After writing the gift guides this year, I thought it would be fun to ask – What is on your family’s actual Christmas list? Since my guides tend to be things we already own and love, our actual lists are usually more specific to our family and things I haven’t had a chance to try yet.
Gift guides and gift buying can become such a beast. I have learned that I really like to get my shopping done early so I can tune out the ads, deals, and commercialism of the holidays. Having gift buying checked off my list helps me focus on the quieter traditions with my family – like baking cookies together to deliver to neighbors, going to see Christmas lights around the neighborhood, picking out our tree and seeing the Christmas train at the hardware store, watching Frosty the Snowman. These are gifts too – of time and tradition and love.
Even with an intention towards simplicity I had a major freakout one night trying to pick out Christmas pajamas. It was silly, but I think I was so caught up in the “needs” that I forgot the big picture. It’s not about the stuff at all. And we give gifts as a tangible reminder of God’s great love for us.
I know some people do the “want, need, wear, read” strategy, which is genius. We haven’t gone that route yet, but I could see us doing that in the future. Mostly I try to keep a running list (on an actual notepad in our kitchen and an Amazon list) of things Zach mentions he needs or what I notice the kids could use. Then I reference that in November and try to write out my master shopping list. This year, Zach and I both asked for new coats – mine and his. He also asked for a new running shirt, a wool hat, and of course “cushy running or hiking socks.” The guy loves socks. I have a few little surprises I picked out for him (but I can’t write them here or he’ll see). Black high rise denim was at the top of my list, along with a belt, soccer pants, and the cookbook I can’t get enough of. In my family we exchange names, so it’s fun if you include a few extra things on your list so the person can pick out a surprise. We keep a google doc for everyone to fill out, and inevitably someone (aka, my dad) goes in and hacks the list to put in some gag gifts.

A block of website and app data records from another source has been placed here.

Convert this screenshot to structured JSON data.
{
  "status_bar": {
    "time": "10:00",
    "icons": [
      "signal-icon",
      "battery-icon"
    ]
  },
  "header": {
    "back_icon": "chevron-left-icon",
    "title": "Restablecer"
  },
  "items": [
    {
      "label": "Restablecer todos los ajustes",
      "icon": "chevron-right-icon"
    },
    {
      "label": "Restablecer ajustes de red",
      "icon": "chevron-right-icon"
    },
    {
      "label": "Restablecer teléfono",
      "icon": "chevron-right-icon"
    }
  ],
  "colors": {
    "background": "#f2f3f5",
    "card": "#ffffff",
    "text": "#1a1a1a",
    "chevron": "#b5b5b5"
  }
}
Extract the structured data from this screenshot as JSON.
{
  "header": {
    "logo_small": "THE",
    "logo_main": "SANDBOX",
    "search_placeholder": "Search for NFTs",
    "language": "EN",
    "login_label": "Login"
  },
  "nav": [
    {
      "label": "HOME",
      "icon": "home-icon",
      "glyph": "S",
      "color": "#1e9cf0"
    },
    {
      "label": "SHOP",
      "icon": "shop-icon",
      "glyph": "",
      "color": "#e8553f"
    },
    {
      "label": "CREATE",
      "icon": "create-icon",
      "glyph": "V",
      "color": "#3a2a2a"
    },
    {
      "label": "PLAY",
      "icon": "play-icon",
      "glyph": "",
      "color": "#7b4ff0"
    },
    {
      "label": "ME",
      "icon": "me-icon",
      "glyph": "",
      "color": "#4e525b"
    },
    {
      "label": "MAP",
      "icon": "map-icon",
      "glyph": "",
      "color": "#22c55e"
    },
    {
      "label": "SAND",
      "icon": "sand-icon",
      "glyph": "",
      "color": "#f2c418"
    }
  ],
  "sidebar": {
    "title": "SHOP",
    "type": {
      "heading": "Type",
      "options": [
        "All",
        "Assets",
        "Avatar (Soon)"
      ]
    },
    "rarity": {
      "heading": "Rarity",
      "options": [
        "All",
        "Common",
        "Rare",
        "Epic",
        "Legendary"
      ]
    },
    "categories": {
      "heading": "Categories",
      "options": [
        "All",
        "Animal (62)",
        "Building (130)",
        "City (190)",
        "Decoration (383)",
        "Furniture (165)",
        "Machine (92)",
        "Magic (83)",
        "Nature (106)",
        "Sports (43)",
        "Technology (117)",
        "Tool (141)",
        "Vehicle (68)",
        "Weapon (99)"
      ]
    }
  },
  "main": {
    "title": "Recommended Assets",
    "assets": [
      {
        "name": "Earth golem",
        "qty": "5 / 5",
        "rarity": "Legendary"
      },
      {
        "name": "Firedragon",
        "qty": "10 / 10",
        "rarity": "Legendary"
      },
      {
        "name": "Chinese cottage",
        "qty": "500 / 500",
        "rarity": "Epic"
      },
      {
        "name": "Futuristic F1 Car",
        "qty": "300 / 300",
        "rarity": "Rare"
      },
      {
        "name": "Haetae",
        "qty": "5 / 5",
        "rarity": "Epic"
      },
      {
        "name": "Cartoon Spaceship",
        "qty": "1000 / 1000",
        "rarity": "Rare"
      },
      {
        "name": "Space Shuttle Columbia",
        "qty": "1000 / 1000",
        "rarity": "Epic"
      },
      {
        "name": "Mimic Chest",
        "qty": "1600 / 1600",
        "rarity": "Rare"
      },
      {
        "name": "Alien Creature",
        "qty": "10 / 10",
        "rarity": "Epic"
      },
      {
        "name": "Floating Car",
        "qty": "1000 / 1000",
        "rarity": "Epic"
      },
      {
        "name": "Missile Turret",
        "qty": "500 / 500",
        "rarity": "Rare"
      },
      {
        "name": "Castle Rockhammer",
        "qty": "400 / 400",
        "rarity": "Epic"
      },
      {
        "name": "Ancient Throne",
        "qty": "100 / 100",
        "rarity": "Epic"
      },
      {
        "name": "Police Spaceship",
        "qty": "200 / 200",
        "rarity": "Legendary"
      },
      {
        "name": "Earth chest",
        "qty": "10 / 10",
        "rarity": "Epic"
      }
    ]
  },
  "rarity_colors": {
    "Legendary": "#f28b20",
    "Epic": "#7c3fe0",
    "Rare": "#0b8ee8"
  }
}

For the kids, I admit, it’s so tempting to want to shower them with gifts, because I love them so much. Each year the holidays double in fun as they notice and understand more of the story of Jesus and the traditions and carols, but also they notice the commercialism and all the stuff. That can be hard if they start asking (demanding?) certain gifts. This week, I was going through Trader Joe’s with the three of them in my cart, and the urge to buy all the limited edition Christmas goodies was strong.
If you’ve felt this way too and want to curb the impulse buys, I think it helps to remember a few things. First kids get overwhelmed by excess. If they unwrap one or two gifts, chances are they will play with that new toy all morning. If they unwrap ten gifts, nine will be in a pile on the floor and they will play with one. Second, the entire morning is a gift. It’s a time to be together, put away distractions, play on the floor, bake snowman pancakes, tell each other how much you cherish them, act out Luke 2 with the nativity set, and generally snuggle together. It’s not just about the presents under the tree. And third, your kids will think whatever your family does is normal (generally speaking). As young parents, we have so much power to create our family’s culture. When I spoke at a MOPS group earlier this year, one mom (who had teenagers, I think) was almost lamenting giving her kids IPADs the year before – Where does she go from there? Her kids now expect something bigger and better this year. She spoke from experience to the younger moms: keep it simple when they’re little. Don’t train them to expect this big material holiday. And I think that’s what stuck with me – even in gift giving, we’re training our kids. And there is no right or wrong way of going about it, but it’s not neutral and it’s not forced on you. You get to decide how you want your holidays to look, and hopefully you can feel great freedom in that. Don’t let stores or gift guides or the way your family did things when you were a kid dictate what you would like to do now as a parent or even just an adult in your home.
This year, Evie (our four year old) is getting a little Calico Critters bear family to add to her dollhouse, a pair of Christmas pajamas, and cute heart socks. Tommy (our three year old) is getting a few Schleich knights and a Timex kids watch. They are both getting their own Preschool activity book. The boys already have Christmas pajamas that Evie and Tommy wore a couple years ago. Theo (our one year old) isn’t really getting anything, and he will probably happily play with the cardboard boxes and wrapping paper all morning long.
So what’s on your list, friend? How do you go about the gift buying process, and how do you feel about the whole thing? What are the traditions you’re most looking forward to? If we were sitting down to coffee, these are the things I’d love to talk about, but we can make do with the comments instead!
PS: If you have felt stressed as a mom at the holidays, this song is spot on.